Members of the Bakgatla-ba-Kgafela traditional community have attempted to hold their traditional leader to account for decisions affecting the community. This article describes the interactions between some community members, traditional leaders, the state and courts, as members of the community have sought to challenge unilateral action by the traditional leader with regard to how community assets and revenue are managed and accounted for. The article examines the various actions groups and individuals have resorted to in an effort to confront traditional leadership and appeal to politicians, officials and the North West provincial government.
Justice and legitimacy hindered by uncertainty - The legal status of traditional councils in North West ProvinceAuthor Monica De SouzaSource: SA Crime Quarterly 2014, pp 41 –56 (2014) http://dx.doi.org/10.4314/sacq.v49i1.4More Less
The Traditional Leadership and Governance Framework Act 2003 provides for the transformation of apartheid-era tribal authorities into constitutional-era traditional councils with a role in traditional governance. The process involves reconstituting these councils to meet certain thresholds of women and democratically elected members. Where councils have failed properly to meet the thresholds - seemingly the case in much of North West Province - their present legal status is called into question. In North West, the ambiguity surrounding their status has been compounded by the conduct of the provincial government, underlying tensions in the legislation, and a confusing series of contradictory government notices and court judgements dealing with the issue. This article examines how the reconstitution requirements have been applied in practice in North West and considers the legal and material impacts of the existing uncertainty surrounding traditional councils' status. Where these councils are put forward as democratic bodies representing traditional communities in North West's platinum mining belt, these are particularly important issues to consider in relation to the legitimacy of traditional councils.
The chief is a chief through the people - Using Rule 7(1) to test the authority of a chief to litigate on behalf of his peopleAuthor Wilmien WicombSource: SA Crime Quarterly 2014, pp 57 –64 (2014) http://dx.doi.org/10.4314/sacq.v49i1.5More Less
This note discusses the judgement handed down by the North West High Court in Mafikeng in an interlocutory application in the matter of the Royal Bafokeng Nation (RNB) vs the Minister of Rural Development and Land Affairs and Others. The application was brought by several 'sub'-communities under the jurisdiction of the RBN, challenging the latter's authority to litigate on their behalf. This application relates to a growing tension between the political authority of traditional leaders and the fundamental right of their 'subjects' to speak for themselves. It may be argued that the judgement represents an important step beyond the established frame of this discussion in the North West courts, namely which representative traditional structure is the proper one, to a question as to the duty upon those structures to comply with customary requirements of broad consultation and consent. In the event, it demonstrates the potential substantive significance of a procedural formality such as regulated by Rule 7(1).

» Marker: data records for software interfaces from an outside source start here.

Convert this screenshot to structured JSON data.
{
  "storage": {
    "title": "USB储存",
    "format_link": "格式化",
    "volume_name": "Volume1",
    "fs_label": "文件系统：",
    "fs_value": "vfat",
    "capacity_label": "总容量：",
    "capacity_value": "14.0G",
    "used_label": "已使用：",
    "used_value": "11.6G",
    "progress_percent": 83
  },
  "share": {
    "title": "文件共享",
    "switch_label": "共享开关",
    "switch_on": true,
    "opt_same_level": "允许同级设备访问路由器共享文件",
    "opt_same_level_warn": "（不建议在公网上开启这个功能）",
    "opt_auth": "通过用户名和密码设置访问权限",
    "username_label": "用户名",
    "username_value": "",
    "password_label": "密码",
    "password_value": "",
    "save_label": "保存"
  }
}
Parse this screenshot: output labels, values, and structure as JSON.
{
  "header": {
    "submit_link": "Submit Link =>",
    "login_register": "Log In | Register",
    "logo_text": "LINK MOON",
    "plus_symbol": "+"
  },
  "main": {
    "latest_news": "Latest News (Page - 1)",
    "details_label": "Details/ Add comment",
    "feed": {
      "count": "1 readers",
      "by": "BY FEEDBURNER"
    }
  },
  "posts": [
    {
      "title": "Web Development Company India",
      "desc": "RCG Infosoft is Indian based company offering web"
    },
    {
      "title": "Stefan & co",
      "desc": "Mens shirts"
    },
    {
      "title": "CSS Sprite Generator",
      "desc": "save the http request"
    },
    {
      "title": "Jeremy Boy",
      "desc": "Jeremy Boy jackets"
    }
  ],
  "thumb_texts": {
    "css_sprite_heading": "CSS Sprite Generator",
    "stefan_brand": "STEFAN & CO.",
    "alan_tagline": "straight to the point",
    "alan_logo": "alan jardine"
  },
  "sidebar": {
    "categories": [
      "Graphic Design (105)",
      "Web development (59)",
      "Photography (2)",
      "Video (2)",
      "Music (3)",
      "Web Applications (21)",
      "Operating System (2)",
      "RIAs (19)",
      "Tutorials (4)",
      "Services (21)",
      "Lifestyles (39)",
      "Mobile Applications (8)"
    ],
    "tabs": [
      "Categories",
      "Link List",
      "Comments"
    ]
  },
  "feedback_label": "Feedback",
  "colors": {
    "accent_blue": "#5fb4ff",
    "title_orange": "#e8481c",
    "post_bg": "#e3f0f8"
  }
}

Author Brendan BoyleSource: SA Crime Quarterly 2014, pp 65 –70 (2014) http://dx.doi.org/10.4314/sacq.v49i1.6More Less
The provincial government of North West has consistently failed to protect the Bapo-ba-Mogale community in dealings with Lonmin Plc over the exploitation of the platinum reserves on the farms they call home. It is alleged that hundreds of millions of rand owed to these rural people may have been misspent or misappropriated, and more that should have been their due has never been paid out.
Johannesburg attorney Hugh Eiser has been fighting the Bapo community's case for more than a decade, tackling government and corporate authorities in a relentless effort to win a fair deal for people who have seen little benefit from the riches under their feet.